Climate change: weak

Last week, the Australian government released the Garnaut Report, an independent analysis of climate change and climate change policy, which recommended the rapid implementation of a broad-based emissions trading scheme. A key recommendation of the report was that the government should not hand out free permits to polluters or ease the impact on householders by cutting fuel excise taxes.

Today, the Australian government released its response in the form of a Green paper [PDF] (summary report here; overview of preferred positions here). In it, they back away from Garnaut's strong recommendations. In particular, they propose cutting fuel taxes "on a cent for cent basis" to reduce the initial price impact, 90% free allocations for "emissions intensive trade-exposed industries", and 60 - 90% free allocations for "strongly affected" (but not trade exposed) industries (coal-fired electricity generation is expected to be the main recipient). The net effect of this will be to substantially weaken the effectiveness of the scheme (at least around transport), while repeating the same mistakes that allowed the European ETS to turn into a giant lolly scramble which delivered windfall profits to polluters.

Still, at least they'll be including the majority of their emissions by 2010. Whereas New Zealand will only just be getting started. Far from "leading the world", we're behind the Aussies - the Aussies! - on this. Helen Clark should be hanging her head in shame.

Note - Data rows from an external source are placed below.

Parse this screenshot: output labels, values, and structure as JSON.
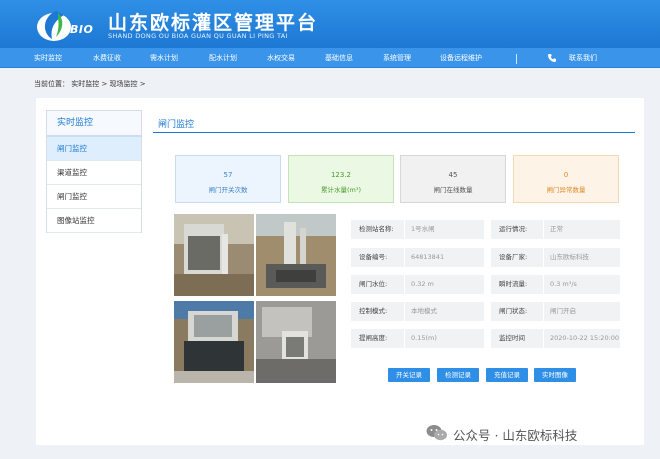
{
  "header": {
    "logo_text": "BIO",
    "title_cn": "山东欧标灌区管理平台",
    "title_en": "SHAND DONG OU BIOA GUAN QU GUAN LI PING TAI"
  },
  "nav": {
    "items": [
      "实时监控",
      "水费征收",
      "需水计划",
      "配水计划",
      "水权交易",
      "基础信息",
      "系统管理",
      "设备远程维护"
    ],
    "contact": "联系我们"
  },
  "breadcrumb": "当前位置： 实时监控 > 现场监控 >",
  "sidebar": {
    "header": "实时监控",
    "items": [
      "闸门监控",
      "渠道监控",
      "闸门监控",
      "图像站监控"
    ]
  },
  "main": {
    "title": "闸门监控"
  },
  "stats": [
    {
      "value": "57",
      "label": "闸门开关次数"
    },
    {
      "value": "123.2",
      "label": "累计水量(m³)"
    },
    {
      "value": "45",
      "label": "闸门在线数量"
    },
    {
      "value": "0",
      "label": "闸门异常数量"
    }
  ],
  "info": [
    {
      "l1": "检测站名称:",
      "v1": "1号水闸",
      "l2": "运行情况:",
      "v2": "正常"
    },
    {
      "l1": "设备编号:",
      "v1": "64813841",
      "l2": "设备厂家:",
      "v2": "山东欧标科技"
    },
    {
      "l1": "闸门水位:",
      "v1": "0.32 m",
      "l2": "瞬时流量:",
      "v2": "0.3 m³/s"
    },
    {
      "l1": "控制模式:",
      "v1": "本地模式",
      "l2": "闸门状态:",
      "v2": "闸门开启"
    },
    {
      "l1": "提闸高度:",
      "v1": "0.15(m)",
      "l2": "监控时间",
      "v2": "2020-10-22 15:20:00"
    }
  ],
  "buttons": [
    "开关记录",
    "检测记录",
    "充值记录",
    "实时图像"
  ],
  "watermark": "公众号 · 山东欧标科技",
  "colors": {
    "primary": "#1d78d3",
    "header_bg": "#2f8fe6",
    "stat_blue": "#3e84c9",
    "stat_green": "#4a9b2a",
    "stat_gray": "#555555",
    "stat_orange": "#e08a2a"
  },
  "icons": [
    "logo-leaf-icon",
    "phone-icon",
    "wechat-icon"
  ]
}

Oh, and one other note: while the Australians want to link with international markets, they won't be linking with us. They will accept CDM and JI credit, and CERs created under the Kyoto Protocol, but they will not accept any Kyoto Assigned Amount Units (AAU) before 2013 due to concerns about Eastern European "hot air". Since our scheme relies on AAU for international transfers, then New Zealand firms will not be able to sell their reductions to Australians. Neither will they be able to buy reductions from Australia - they will not be backing their Australian units with Kyoto credit or allowing them to be converted for international sale. So effectively the Australians are creating an isolated market for themselves, with a one-way flow of credits in. They're probably big enough to do that, but its a very different path from the (almost) open market New Zealand is proposing.